So, the question is, why file the tax increase bill to begin with? Only Delegate Brink knows for sure, but we suspect some members of the General Assembly like to give a peek of their colors to satisfy certain constituencies, but seek to conceal them altogether from the greater electorate. Increasingly, however, these lawmakers get found out.
Virginia News Stand: December 21, 2009Dec. 21, 2009
Annotations & Elucidations Like Deeds, Like Marsden; Like Kaine, Like Marsden; Like Deeds, Like Kaine
We're keeping the news to a minimum today: the snow is melting and people are less captive and not as inclined to be in front of the computer as they get back to last minute shopping and other Christmas preparations. Most of the news around the state concerns Governor Tim Kaine's outlandish income tax increase proposal. Easy for him to do — he leaves office in three weeks. Governor-elect Bob McDonnell and the majority House Republicans already say it's a non-starter. So perhaps the big story, or at least the most intriguing, is the turn taken in the special election in the 37th Senate district (in Fairfax County) to replace Attorney General-elect Ken Cuccinelli, between Republican Steve Hunt and Democrat Dave Marsden, currently a delegate. Democrats think, because of recent trends in Fairfax, they can win the seat; the GOP, with its reverberating rebound last month, sense the tide has turned back their way, even in Northern Virginia, where its candidates did exceedingly well in the recent election.

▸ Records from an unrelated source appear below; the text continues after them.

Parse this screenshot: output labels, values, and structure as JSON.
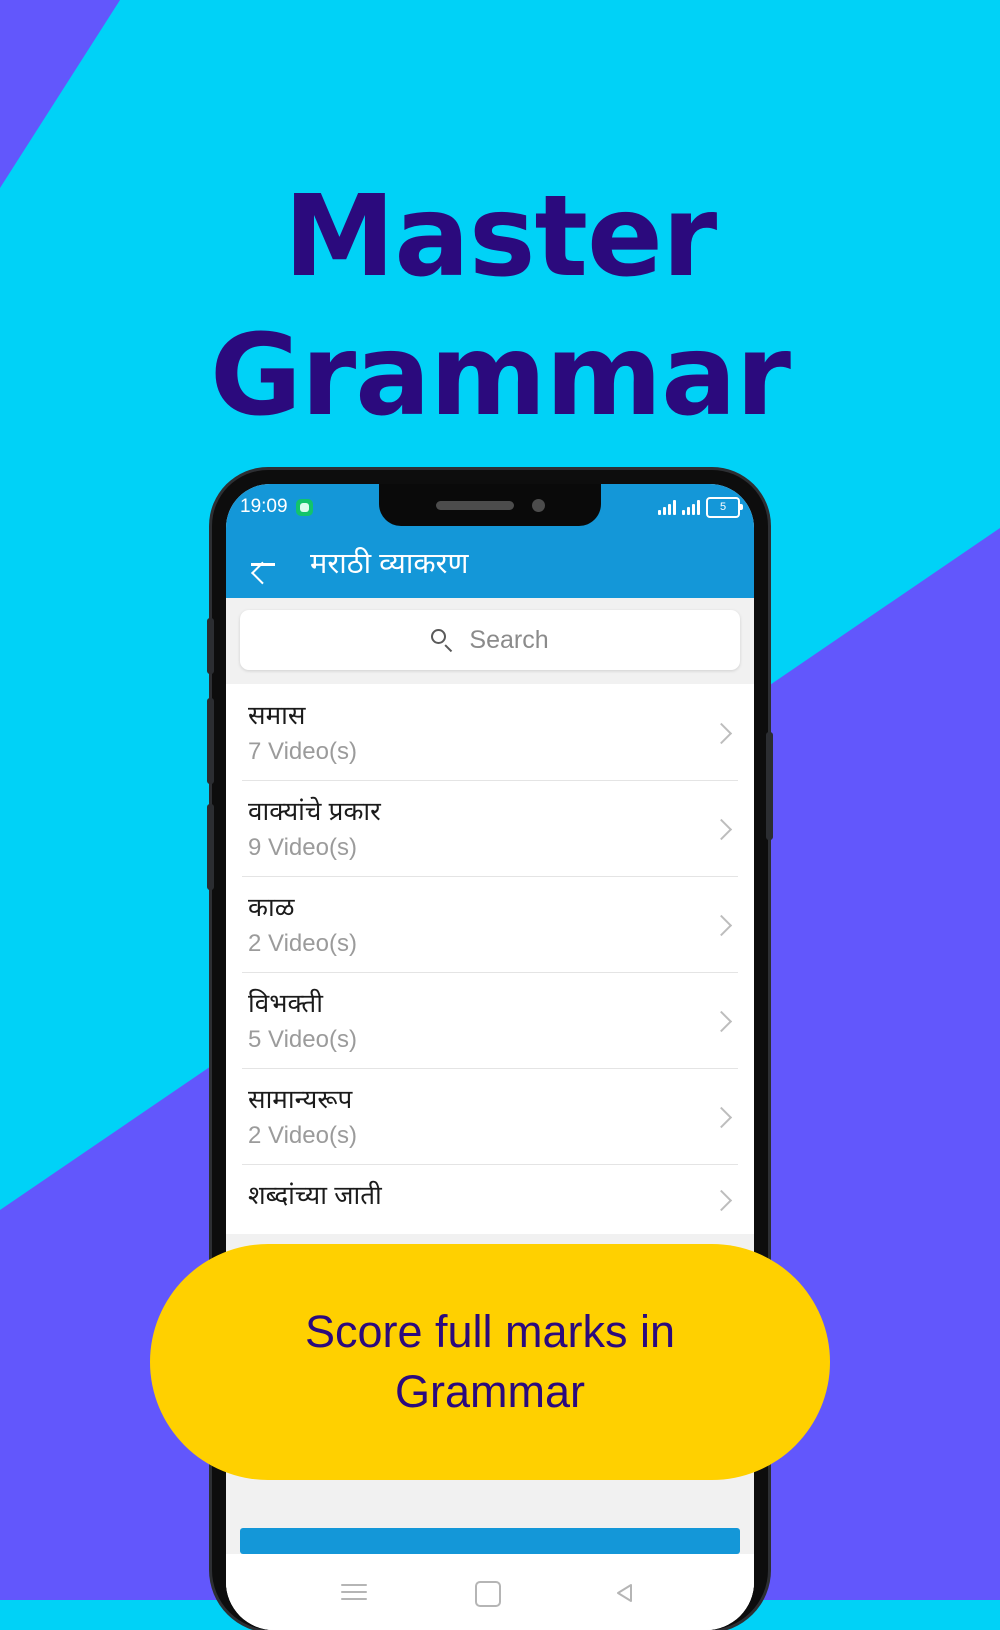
{
  "background": {
    "cyan": "#00d2f7",
    "purple": "#6257fc"
  },
  "headline": {
    "line1": "Master",
    "line2": "Grammar",
    "color": "#2b0a7d"
  },
  "promo_pill": {
    "line1": "Score full marks in",
    "line2": "Grammar",
    "background": "#ffd000",
    "text_color": "#2b0a7d"
  },
  "phone": {
    "status_bar": {
      "time": "19:09",
      "notification_icon": "message-icon",
      "signal_icon_1": "signal-bars-icon",
      "signal_icon_2": "signal-bars-icon",
      "battery_level": "5",
      "background": "#1497d8"
    },
    "app_bar": {
      "back_icon": "back-arrow-icon",
      "title": "मराठी व्याकरण",
      "background": "#1497d8"
    },
    "search": {
      "icon": "search-icon",
      "placeholder": "Search",
      "value": ""
    },
    "list": {
      "items": [
        {
          "title": "समास",
          "subtitle": "7 Video(s)",
          "chevron": "chevron-right-icon"
        },
        {
          "title": "वाक्यांचे प्रकार",
          "subtitle": "9 Video(s)",
          "chevron": "chevron-right-icon"
        },
        {
          "title": "काळ",
          "subtitle": "2 Video(s)",
          "chevron": "chevron-right-icon"
        },
        {
          "title": "विभक्ती",
          "subtitle": "5 Video(s)",
          "chevron": "chevron-right-icon"
        },
        {
          "title": "सामान्यरूप",
          "subtitle": "2 Video(s)",
          "chevron": "chevron-right-icon"
        },
        {
          "title": "शब्दांच्या जाती",
          "subtitle": "",
          "chevron": "chevron-right-icon"
        }
      ]
    },
    "nav_bar": {
      "recents": "menu-icon",
      "home": "home-square-icon",
      "back": "back-triangle-icon"
    }
  }
}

Delegate Marsden, who moved into a friend's house to establish residency in the district, now has pro-abortion allies railing against some old literature a crisis pregnancy center stopped distributing some time ago. Hunt used to serve on the center's board.

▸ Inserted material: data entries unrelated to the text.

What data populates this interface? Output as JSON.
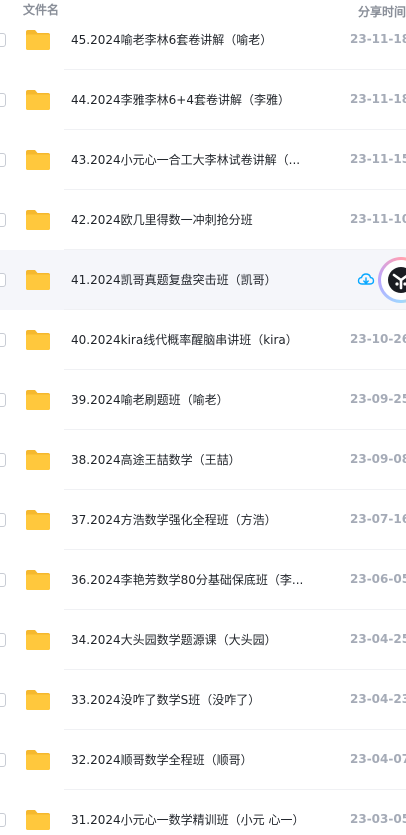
{
  "header": {
    "name_col": "文件名",
    "date_col": "分享时间"
  },
  "rows": [
    {
      "name": "45.2024喻老李林6套卷讲解（喻老）",
      "date": "23-11-18"
    },
    {
      "name": "44.2024李雅李林6+4套卷讲解（李雅）",
      "date": "23-11-18"
    },
    {
      "name": "43.2024小元心一合工大李林试卷讲解（...",
      "date": "23-11-15"
    },
    {
      "name": "42.2024欧几里得数一冲刺抢分班",
      "date": "23-11-10"
    },
    {
      "name": "41.2024凯哥真题复盘突击班（凯哥）",
      "date": "",
      "hover": true
    },
    {
      "name": "40.2024kira线代概率醒脑串讲班（kira）",
      "date": "23-10-26"
    },
    {
      "name": "39.2024喻老刷题班（喻老）",
      "date": "23-09-25"
    },
    {
      "name": "38.2024高途王喆数学（王喆）",
      "date": "23-09-08"
    },
    {
      "name": "37.2024方浩数学强化全程班（方浩）",
      "date": "23-07-16"
    },
    {
      "name": "36.2024李艳芳数学80分基础保底班（李...",
      "date": "23-06-05"
    },
    {
      "name": "34.2024大头园数学题源课（大头园）",
      "date": "23-04-25"
    },
    {
      "name": "33.2024没咋了数学S班（没咋了）",
      "date": "23-04-23"
    },
    {
      "name": "32.2024顺哥数学全程班（顺哥）",
      "date": "23-04-07"
    },
    {
      "name": "31.2024小元心一数学精训班（小元 心一）",
      "date": "23-03-05"
    }
  ],
  "icons": {
    "folder": "folder-icon",
    "download": "cloud-download-icon",
    "avatar": "assistant-avatar"
  },
  "colors": {
    "folder": "#ffc83d",
    "folder_dark": "#f5b82e",
    "accent": "#06a7ff",
    "date": "#a5abb7"
  }
}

Two things are absolutely peculiar about this: First, Delegate Marsden, must not have paid much attention to the top of his own ticket last month as Democrat standard bearer Creigh Deeds (remember him?) clamored about abortion and social issues while the rest of Virginia concerned itself with jobs. Marsden, himself, considered to be in a safe House district, barely escaped to re-election. Now, Governor Kaine wants to repeal the car tax cut and raise the income tax, and Delegate Marsden, given his record, is most likely right there with him. Again, just like Senator Deeds, who recommended raising taxes during a recession (see Jeff Schaprio's analysis in the Richmond Times-Dispatch, below).
The second oddity is that while the pregnancy center has ceased distributing the information, those attacking it and Mr. Hunt are providing this type of sick information (see video of Planned Parenthood abortionist and counselor talking to prospective patient),where "patients" are advised that abortions are safer than giving birth. So, it's mini-campaign redux featuring residency, raising taxes in a recession and old flyers versus jobs and sticking up for the unborn.
Antiabortion pregnancy center figures in state Senate race (Washington Post)
McDonnell, GOP lawmakers assail Kaine’s budget plan (Richmond Times-Dispatch)
Kaine proposes 1% rise in state income tax (Richmond Times-Dispatch)
From deep in the red, Gov. Kaine proposes a brutal state budget (The Daily Press)
'Painful cuts' part of Kaine's Virginia budget proposal (Norfolk Virginian-Pilot)
Kaine proposes replacing car tax with income one (Washington Times)
Virginia governor proposes an income tax increase (Washington Post)
At least 7 GOP candidates eager to take on Perriello (Richmond Times-Dispatch)
With budget, Kaine leaves tough task for both parties (Jeff Schapiro/Richmond Times-Dispatch)